“For the last 40 odd years, I have been visiting temples during Janmashtami and I love seeing the colourful and glittery decorations. This year I have chosen to stay at home and turn my fascination into reality. I made 3-4 decoration variations for Lord Krishna,” says Mumbai-based Swati Harsora, a homemaker.
The ardent gardening enthusiast has built her mini-temple entirely from home-grown vegetables like okra, tendi, lemon, chillies and bitter gourd. “I repurposed artificial grass and used it as a backdrop and the jhula (swing) is made from cardboard,” she adds.
Meanwhile, Kalpana from Rajasthan decided to upcycle her household items, to celebrate the festival.
“I built Gokul Dham, Krishna’s birthplace in two days. We created a colourful hut using cartons and colourful papers, and used newspapers to make jhula (swing). We also made a cow shed using a shoebox, and pots (matkis) from paper clay. We reused paper to make flowers and leaves and also got some grass from our garden. My daughter and I will have a matki breaking competition,” Kalpana, a homemaker tells The Better India.
Learn Kalpana’s DIY ideas here.
For children who wish to perform the Dahi-handi breaking ritual, here are the steps:
- Get an earthen pot from a nursery and paint or decorate it. If you do not have a clay pot, you can make one from five layers of newspapers.
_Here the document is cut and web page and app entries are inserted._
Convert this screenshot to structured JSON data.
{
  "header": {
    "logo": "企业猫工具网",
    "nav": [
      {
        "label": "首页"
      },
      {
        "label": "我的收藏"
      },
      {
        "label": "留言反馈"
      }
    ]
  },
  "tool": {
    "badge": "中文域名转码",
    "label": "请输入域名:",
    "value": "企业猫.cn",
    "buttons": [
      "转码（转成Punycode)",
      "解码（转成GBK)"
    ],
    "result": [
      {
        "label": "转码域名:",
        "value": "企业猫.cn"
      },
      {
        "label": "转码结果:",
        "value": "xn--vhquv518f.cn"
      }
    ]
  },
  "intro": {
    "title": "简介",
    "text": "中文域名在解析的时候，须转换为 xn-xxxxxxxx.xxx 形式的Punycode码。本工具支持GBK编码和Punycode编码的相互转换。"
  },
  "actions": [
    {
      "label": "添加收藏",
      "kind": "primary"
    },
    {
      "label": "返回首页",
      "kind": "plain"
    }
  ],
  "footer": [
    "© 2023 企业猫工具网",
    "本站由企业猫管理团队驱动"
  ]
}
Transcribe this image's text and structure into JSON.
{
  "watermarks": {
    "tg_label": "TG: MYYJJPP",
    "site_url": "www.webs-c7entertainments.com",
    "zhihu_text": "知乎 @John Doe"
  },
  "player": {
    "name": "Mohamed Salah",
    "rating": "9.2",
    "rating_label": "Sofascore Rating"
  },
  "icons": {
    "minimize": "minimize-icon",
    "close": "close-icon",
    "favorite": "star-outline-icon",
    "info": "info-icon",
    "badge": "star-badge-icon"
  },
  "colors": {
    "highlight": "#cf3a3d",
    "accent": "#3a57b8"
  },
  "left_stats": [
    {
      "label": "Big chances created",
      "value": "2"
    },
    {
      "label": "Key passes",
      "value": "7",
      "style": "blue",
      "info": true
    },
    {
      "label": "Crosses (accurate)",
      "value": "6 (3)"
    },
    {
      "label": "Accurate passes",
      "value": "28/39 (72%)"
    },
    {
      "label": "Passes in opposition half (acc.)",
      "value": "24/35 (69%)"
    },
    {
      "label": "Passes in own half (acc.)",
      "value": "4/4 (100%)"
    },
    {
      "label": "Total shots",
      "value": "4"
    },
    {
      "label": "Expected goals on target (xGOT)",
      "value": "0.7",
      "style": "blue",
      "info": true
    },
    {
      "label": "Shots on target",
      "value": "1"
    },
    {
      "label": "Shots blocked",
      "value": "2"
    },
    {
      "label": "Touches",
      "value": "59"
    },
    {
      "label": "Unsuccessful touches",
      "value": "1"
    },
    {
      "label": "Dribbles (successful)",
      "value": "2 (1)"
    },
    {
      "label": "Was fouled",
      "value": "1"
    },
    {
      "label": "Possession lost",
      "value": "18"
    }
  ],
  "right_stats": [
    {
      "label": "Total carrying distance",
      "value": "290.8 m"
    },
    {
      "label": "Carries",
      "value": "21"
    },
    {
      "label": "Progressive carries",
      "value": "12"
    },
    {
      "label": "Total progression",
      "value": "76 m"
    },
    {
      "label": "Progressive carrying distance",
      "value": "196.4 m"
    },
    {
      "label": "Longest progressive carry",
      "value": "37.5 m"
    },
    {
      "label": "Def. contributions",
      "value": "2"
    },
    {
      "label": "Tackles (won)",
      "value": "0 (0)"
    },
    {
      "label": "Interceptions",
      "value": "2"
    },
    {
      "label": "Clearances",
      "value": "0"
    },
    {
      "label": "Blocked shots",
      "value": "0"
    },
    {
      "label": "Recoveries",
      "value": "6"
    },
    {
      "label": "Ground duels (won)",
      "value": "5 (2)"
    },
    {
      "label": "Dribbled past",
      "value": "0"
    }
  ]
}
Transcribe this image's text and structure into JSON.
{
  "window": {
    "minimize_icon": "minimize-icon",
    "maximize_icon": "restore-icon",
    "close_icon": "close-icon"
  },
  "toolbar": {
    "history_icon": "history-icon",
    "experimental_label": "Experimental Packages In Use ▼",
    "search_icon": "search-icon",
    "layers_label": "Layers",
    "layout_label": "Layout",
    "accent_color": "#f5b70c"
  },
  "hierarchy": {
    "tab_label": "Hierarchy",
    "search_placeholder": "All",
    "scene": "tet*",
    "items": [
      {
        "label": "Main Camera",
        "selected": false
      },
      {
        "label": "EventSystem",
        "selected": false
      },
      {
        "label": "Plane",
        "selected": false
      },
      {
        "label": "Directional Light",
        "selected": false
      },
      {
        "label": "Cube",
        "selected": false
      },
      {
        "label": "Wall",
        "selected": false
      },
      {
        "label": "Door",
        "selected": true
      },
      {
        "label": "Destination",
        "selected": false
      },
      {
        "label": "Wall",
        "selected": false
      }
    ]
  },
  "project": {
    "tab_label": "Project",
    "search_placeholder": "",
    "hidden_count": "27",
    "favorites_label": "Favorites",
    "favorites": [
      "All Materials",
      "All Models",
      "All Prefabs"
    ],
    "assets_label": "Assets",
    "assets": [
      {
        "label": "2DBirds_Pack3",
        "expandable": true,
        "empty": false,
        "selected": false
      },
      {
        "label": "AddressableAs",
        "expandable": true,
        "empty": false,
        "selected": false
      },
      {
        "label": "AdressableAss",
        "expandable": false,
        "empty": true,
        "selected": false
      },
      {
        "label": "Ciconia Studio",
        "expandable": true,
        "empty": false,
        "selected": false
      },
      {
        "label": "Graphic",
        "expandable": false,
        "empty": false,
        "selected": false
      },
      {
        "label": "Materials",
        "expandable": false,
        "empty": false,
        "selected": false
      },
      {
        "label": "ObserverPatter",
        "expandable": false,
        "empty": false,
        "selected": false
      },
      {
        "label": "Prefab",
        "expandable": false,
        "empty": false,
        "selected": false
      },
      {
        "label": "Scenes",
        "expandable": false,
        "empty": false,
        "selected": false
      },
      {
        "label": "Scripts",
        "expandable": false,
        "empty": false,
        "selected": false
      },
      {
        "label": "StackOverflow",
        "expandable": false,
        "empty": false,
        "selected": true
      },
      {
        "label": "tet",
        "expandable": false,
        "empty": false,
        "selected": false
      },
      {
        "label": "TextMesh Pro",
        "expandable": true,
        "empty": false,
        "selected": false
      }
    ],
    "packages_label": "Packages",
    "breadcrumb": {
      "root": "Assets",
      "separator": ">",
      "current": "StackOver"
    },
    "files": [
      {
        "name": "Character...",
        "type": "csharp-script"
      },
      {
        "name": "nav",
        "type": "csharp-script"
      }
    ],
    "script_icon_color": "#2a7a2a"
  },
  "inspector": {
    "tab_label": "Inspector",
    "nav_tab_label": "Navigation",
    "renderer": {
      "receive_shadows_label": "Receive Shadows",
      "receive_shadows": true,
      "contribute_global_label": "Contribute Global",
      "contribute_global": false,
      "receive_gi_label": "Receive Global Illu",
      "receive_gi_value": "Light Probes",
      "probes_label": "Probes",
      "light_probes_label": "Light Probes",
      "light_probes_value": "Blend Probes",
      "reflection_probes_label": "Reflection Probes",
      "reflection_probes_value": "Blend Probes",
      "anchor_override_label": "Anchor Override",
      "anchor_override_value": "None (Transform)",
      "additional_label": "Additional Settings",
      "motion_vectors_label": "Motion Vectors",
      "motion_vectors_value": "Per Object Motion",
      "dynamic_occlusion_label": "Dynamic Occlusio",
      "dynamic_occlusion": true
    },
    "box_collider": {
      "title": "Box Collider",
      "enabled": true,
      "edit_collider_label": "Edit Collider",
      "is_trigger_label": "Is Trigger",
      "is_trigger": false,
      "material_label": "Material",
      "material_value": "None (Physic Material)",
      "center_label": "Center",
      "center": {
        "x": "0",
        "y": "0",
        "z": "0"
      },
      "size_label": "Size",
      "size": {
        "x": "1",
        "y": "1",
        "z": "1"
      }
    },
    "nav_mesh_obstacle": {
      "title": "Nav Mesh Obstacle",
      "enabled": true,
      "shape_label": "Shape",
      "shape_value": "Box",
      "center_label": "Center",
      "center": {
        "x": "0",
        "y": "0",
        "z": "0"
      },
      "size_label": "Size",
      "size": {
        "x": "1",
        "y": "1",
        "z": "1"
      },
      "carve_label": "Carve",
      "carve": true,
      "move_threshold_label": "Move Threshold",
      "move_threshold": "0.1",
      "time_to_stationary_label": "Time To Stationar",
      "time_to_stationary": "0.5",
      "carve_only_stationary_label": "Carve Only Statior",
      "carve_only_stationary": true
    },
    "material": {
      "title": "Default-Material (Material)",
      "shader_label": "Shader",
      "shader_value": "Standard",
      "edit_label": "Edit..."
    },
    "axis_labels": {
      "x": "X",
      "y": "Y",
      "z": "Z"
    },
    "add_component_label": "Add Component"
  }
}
- Take a nylon rope or a dupatta and tie it at a certain height in your balcony or in a room.
- Take a thin dupatta or scarf and tie one end of it around the neck of the pot. Tie the second end to the rope you made in the balcony.
- Fill the pot with curd, sweets or chocolates.
- Dress up and break the pot!
Recipe: Thor by Swati Harsora
Thor or saata is a Gujarati sweet dish offered to Lord Krishna, on Janmashtami. It is a deep-fried pastry dipped in chashni (a thick sugary glaze).
Time taken: 20 minutes.
- 1 cup white flour (maida)
- 2 tbsp rava
- 3 tbsp warm desi ghee or 2 tbsp oil
- Sugar glaze (from 1 cup sugar and 3-4 tbsp water)
- 2-3 tbsp chopped pistachio
- 1 tbsp edible dried rose petals
How to Make
- Make a hard dough from half cup water, white flour and rava.
- Divide the flour in small golf size balls and make tiny pooris (thors). Prick the pooris with a knife or fork.
- Fry them in ghee or oil on a slow flame till it turns brown and crispy.
- Keep each poori separate on a plate and let them cool.
- To make the sugar glaze, add water and sugar in a non-stick pan and stir the mix till the sugar is completely dissolved.
- Once it is ready and thick, dip the thor one by one into it so that it is coated completely with sugar.
- Garnish the dish with rose petals and pistachio nuts and let it cool for 30 minutes till the glaze turns white.
- Store in an airtight container.
(Edited by Gayatri Mishra)